1 – Optical Illusions
You don’t always see what you think you see, because of the way your brain and eyes work together to perceive and interpret images. How is the mind so easily fooled by optical illusions? The brain creates an image from information sent from your sensors in your eyes that measure curvature, light, and shade, etc. Where your optic nerve and retina meet, there are no sensors. This causes what we call blind spots, and also creates the illusion of steady vision. Whatever the illusion is created, we rely on our brain to interpret what we see logically. In other words, your perception of the illusion has more to do with your brain than the optics of your eyes.
2 – Red Blood Cells
While you might assume that the red color of your blood is a result the iron in your blood, the iron has nothing to do with it. The red color is caused by a ring of atoms called porphyrin and the whether
oxygen is present. The presence of oxygen changes the shape of the porphyrin and that in turn gives the blood cells its red color.
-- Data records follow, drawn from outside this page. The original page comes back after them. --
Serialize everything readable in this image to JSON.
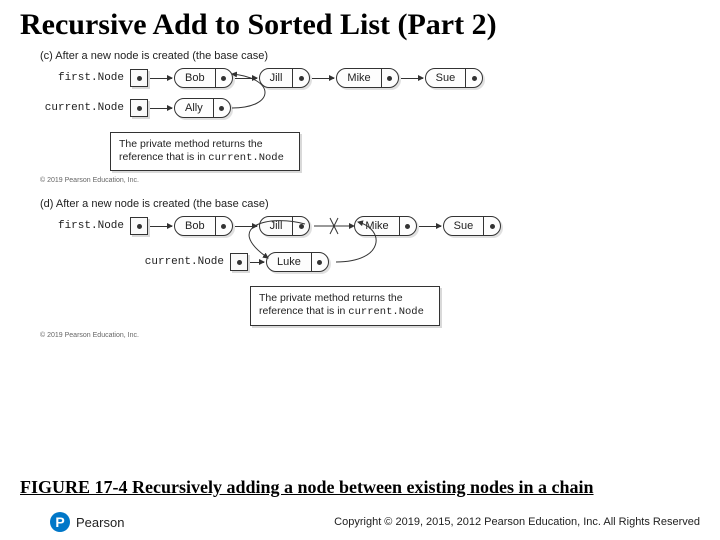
{
  "title": "Recursive Add to Sorted List (Part 2)",
  "diagram": {
    "c": {
      "caption": "(c) After a new node is created (the base case)",
      "first_label": "first.Node",
      "current_label": "current.Node",
      "chain": [
        "Bob",
        "Jill",
        "Mike",
        "Sue"
      ],
      "new_node": "Ally",
      "note_line1": "The private method returns the",
      "note_line2_a": "reference that is in ",
      "note_line2_b": "current.Node"
    },
    "d": {
      "caption": "(d) After a new node is created (the base case)",
      "first_label": "first.Node",
      "current_label": "current.Node",
      "chain": [
        "Bob",
        "Jill",
        "Mike",
        "Sue"
      ],
      "new_node": "Luke",
      "note_line1": "The private method returns the",
      "note_line2_a": "reference that is in ",
      "note_line2_b": "current.Node"
    },
    "copyright_tiny": "© 2019 Pearson Education, Inc."
  },
  "figure_caption_a": "FIGURE 17-4 ",
  "figure_caption_b": "Recursively adding a node between existing nodes in a chain",
  "footer": "Copyright © 2019, 2015, 2012 Pearson Education, Inc. All Rights Reserved",
  "brand": "Pearson",
  "brand_p": "P"
}
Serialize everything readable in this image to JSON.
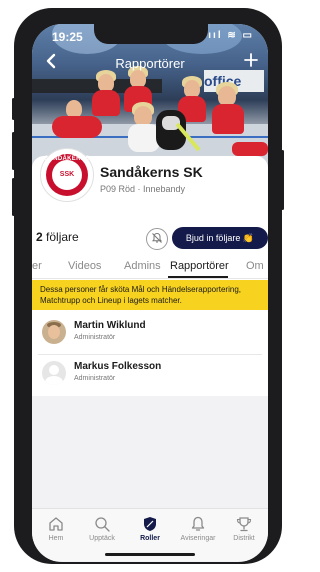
{
  "status": {
    "time": "19:25",
    "icons": "ııl ≋ ▭"
  },
  "nav": {
    "title": "Rapportörer",
    "back_icon": "chevron-left-icon",
    "add_icon": "plus-icon"
  },
  "hero": {
    "sign_text": "office"
  },
  "club": {
    "name": "Sandåkerns SK",
    "subtitle": "P09 Röd · Innebandy",
    "logo_ring": "SANDÅKERNS",
    "logo_center": "SSK"
  },
  "followers": {
    "count": "2",
    "label": "följare"
  },
  "invite_button": {
    "label": "Bjud in följare 👏"
  },
  "tabs": [
    {
      "label": "er"
    },
    {
      "label": "Videos"
    },
    {
      "label": "Admins"
    },
    {
      "label": "Rapportörer",
      "active": true
    },
    {
      "label": "Om"
    }
  ],
  "info_text": "Dessa personer får sköta Mål och Händelserapportering, Matchtrupp och Lineup i lagets matcher.",
  "reporters": [
    {
      "name": "Martin Wiklund",
      "role": "Administratör"
    },
    {
      "name": "Markus Folkesson",
      "role": "Administratör"
    }
  ],
  "bottom_tabs": [
    {
      "label": "Hem",
      "icon": "home-icon"
    },
    {
      "label": "Upptäck",
      "icon": "search-icon"
    },
    {
      "label": "Roller",
      "icon": "shield-icon",
      "active": true
    },
    {
      "label": "Aviseringar",
      "icon": "bell-icon"
    },
    {
      "label": "Distrikt",
      "icon": "trophy-icon"
    }
  ],
  "colors": {
    "accent": "#141a4a",
    "info_bg": "#f7d21e",
    "brand_red": "#c8102e"
  }
}
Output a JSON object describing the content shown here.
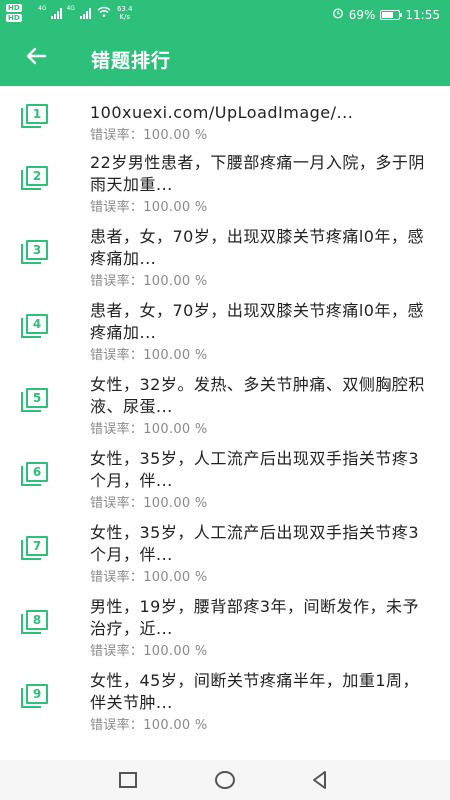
{
  "status_bar": {
    "hd1": "HD",
    "hd2": "HD",
    "net1": "4G",
    "net2": "4G",
    "speed_value": "63.4",
    "speed_unit": "K/s",
    "battery_percent": "69%",
    "battery_level": 0.69,
    "time": "11:55"
  },
  "app_bar": {
    "back_icon": "arrow-left-icon",
    "title": "错题排行"
  },
  "colors": {
    "accent": "#2dc07a",
    "text": "#222222",
    "subtext": "#8a8a8a"
  },
  "list": {
    "items": [
      {
        "rank": "1",
        "title": "100xuexi.com/UpLoadImage/...",
        "rate": "错误率：100.00 %"
      },
      {
        "rank": "2",
        "title": "22岁男性患者，下腰部疼痛一月入院，多于阴雨天加重...",
        "rate": "错误率：100.00 %"
      },
      {
        "rank": "3",
        "title": "患者，女，70岁，出现双膝关节疼痛l0年，感疼痛加...",
        "rate": "错误率：100.00 %"
      },
      {
        "rank": "4",
        "title": "患者，女，70岁，出现双膝关节疼痛l0年，感疼痛加...",
        "rate": "错误率：100.00 %"
      },
      {
        "rank": "5",
        "title": "女性，32岁。发热、多关节肿痛、双侧胸腔积液、尿蛋...",
        "rate": "错误率：100.00 %"
      },
      {
        "rank": "6",
        "title": "女性，35岁，人工流产后出现双手指关节疼3个月，伴...",
        "rate": "错误率：100.00 %"
      },
      {
        "rank": "7",
        "title": "女性，35岁，人工流产后出现双手指关节疼3个月，伴...",
        "rate": "错误率：100.00 %"
      },
      {
        "rank": "8",
        "title": "男性，19岁，腰背部疼3年，间断发作，未予治疗，近...",
        "rate": "错误率：100.00 %"
      },
      {
        "rank": "9",
        "title": "女性，45岁，间断关节疼痛半年，加重1周，伴关节肿...",
        "rate": "错误率：100.00 %"
      }
    ]
  },
  "nav_bar": {
    "recent_icon": "square-icon",
    "home_icon": "circle-icon",
    "back_icon": "triangle-back-icon"
  }
}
3 – Bacterial Life
Going by a count of cells, did you know that there are more bacterial cells in your body than human cells? In fact there are ten times the number of bacterial cell. The vast majority of these are not only not harmful, but in fact beneficial. You might be able to live without bacteria, but you would need a very restrictive and nutrient packed diet to re-compensate for the lack of digestive enzymes that beneficial bacteria creates.
4 – Goosebumps
Have you noticed that when animals are threatened or cold they fluff up their fur to appear larger or to provide better insulation? Goosebumps are an evolutionary remnant of that process. Small muscles that surround your hair follicles tense up and make your hair stand on end.
5 – Appendix
Previously our appendix was considered a no longer useful part of your body that will sometimes become infected and has to be removed. However, recent studies have found that it actually stores beneficial bacteria useful in the digestive process.
6 – Loss of Fur
Did you know that humans actually have the same amount of hair follicles as a Chimpanzee? Ours, however, is much finer of course. Why are humans not covered in fur as most other mammals? Scientists have many theories, some which suggest that it may be that early humans were at least partly aquatic, or to make it more difficult for parasites.